== Segment start ==

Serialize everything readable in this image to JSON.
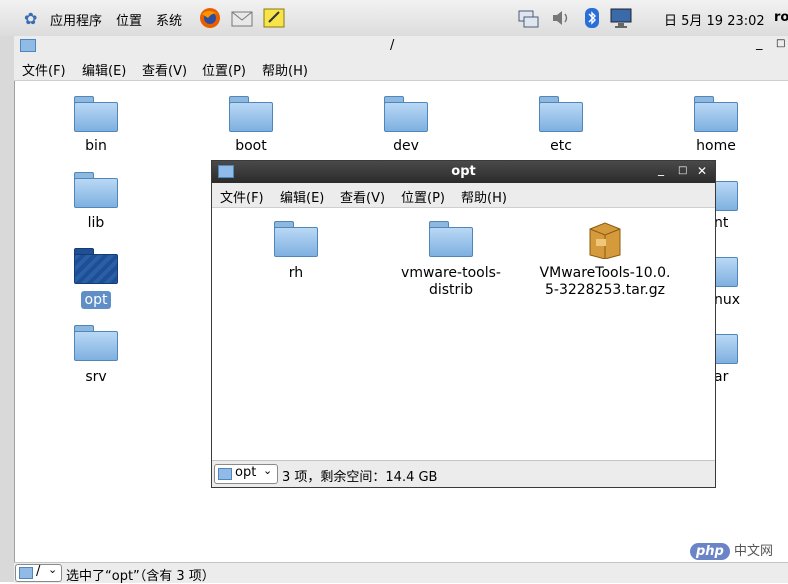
{
  "top_panel": {
    "menus": [
      "应用程序",
      "位置",
      "系统"
    ],
    "clock": "日 5月 19 23:02",
    "user_partial": "ro"
  },
  "main_window": {
    "path": "/",
    "menu": [
      "文件(F)",
      "编辑(E)",
      "查看(V)",
      "位置(P)",
      "帮助(H)"
    ],
    "folders": [
      "bin",
      "boot",
      "dev",
      "etc",
      "home",
      "lib",
      "opt",
      "srv"
    ],
    "partial_labels": [
      "nt",
      "nux",
      "ar"
    ],
    "selected": "opt",
    "status": "选中了“opt”（含有 3 项）",
    "status_location": "/"
  },
  "opt_window": {
    "title": "opt",
    "menu": [
      "文件(F)",
      "编辑(E)",
      "查看(V)",
      "位置(P)",
      "帮助(H)"
    ],
    "items": [
      {
        "name": "rh",
        "type": "folder"
      },
      {
        "name": "vmware-tools-distrib",
        "line1": "vmware-tools-",
        "line2": "distrib",
        "type": "folder"
      },
      {
        "name": "VMwareTools-10.0.5-3228253.tar.gz",
        "line1": "VMwareTools-10.0.",
        "line2": "5-3228253.tar.gz",
        "type": "archive"
      }
    ],
    "location": "opt",
    "status": "3 项，剩余空间：14.4 GB"
  },
  "watermark": {
    "logo": "php",
    "text": "中文网"
  },
  "colors": {
    "folder": "#8fbbe6",
    "selection": "#5f8fc6",
    "titlebar": "#333333"
  }
}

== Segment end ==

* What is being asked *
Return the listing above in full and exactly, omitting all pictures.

* Exercise answer *
Serialize everything readable in this image to JSON.
{
  "top_panel": {
    "menus": [
      "应用程序",
      "位置",
      "系统"
    ],
    "clock": "日 5月 19 23:02",
    "user_partial": "ro"
  },
  "main_window": {
    "path": "/",
    "menu": [
      "文件(F)",
      "编辑(E)",
      "查看(V)",
      "位置(P)",
      "帮助(H)"
    ],
    "folders": [
      "bin",
      "boot",
      "dev",
      "etc",
      "home",
      "lib",
      "opt",
      "srv"
    ],
    "partial_labels": [
      "nt",
      "nux",
      "ar"
    ],
    "selected": "opt",
    "status": "选中了“opt”（含有 3 项）",
    "status_location": "/"
  },
  "opt_window": {
    "title": "opt",
    "menu": [
      "文件(F)",
      "编辑(E)",
      "查看(V)",
      "位置(P)",
      "帮助(H)"
    ],
    "items": [
      {
        "name": "rh",
        "type": "folder"
      },
      {
        "name": "vmware-tools-distrib",
        "line1": "vmware-tools-",
        "line2": "distrib",
        "type": "folder"
      },
      {
        "name": "VMwareTools-10.0.5-3228253.tar.gz",
        "line1": "VMwareTools-10.0.",
        "line2": "5-3228253.tar.gz",
        "type": "archive"
      }
    ],
    "location": "opt",
    "status": "3 项，剩余空间：14.4 GB"
  },
  "watermark": {
    "logo": "php",
    "text": "中文网"
  },
  "colors": {
    "folder": "#8fbbe6",
    "selection": "#5f8fc6",
    "titlebar": "#333333"
  }
}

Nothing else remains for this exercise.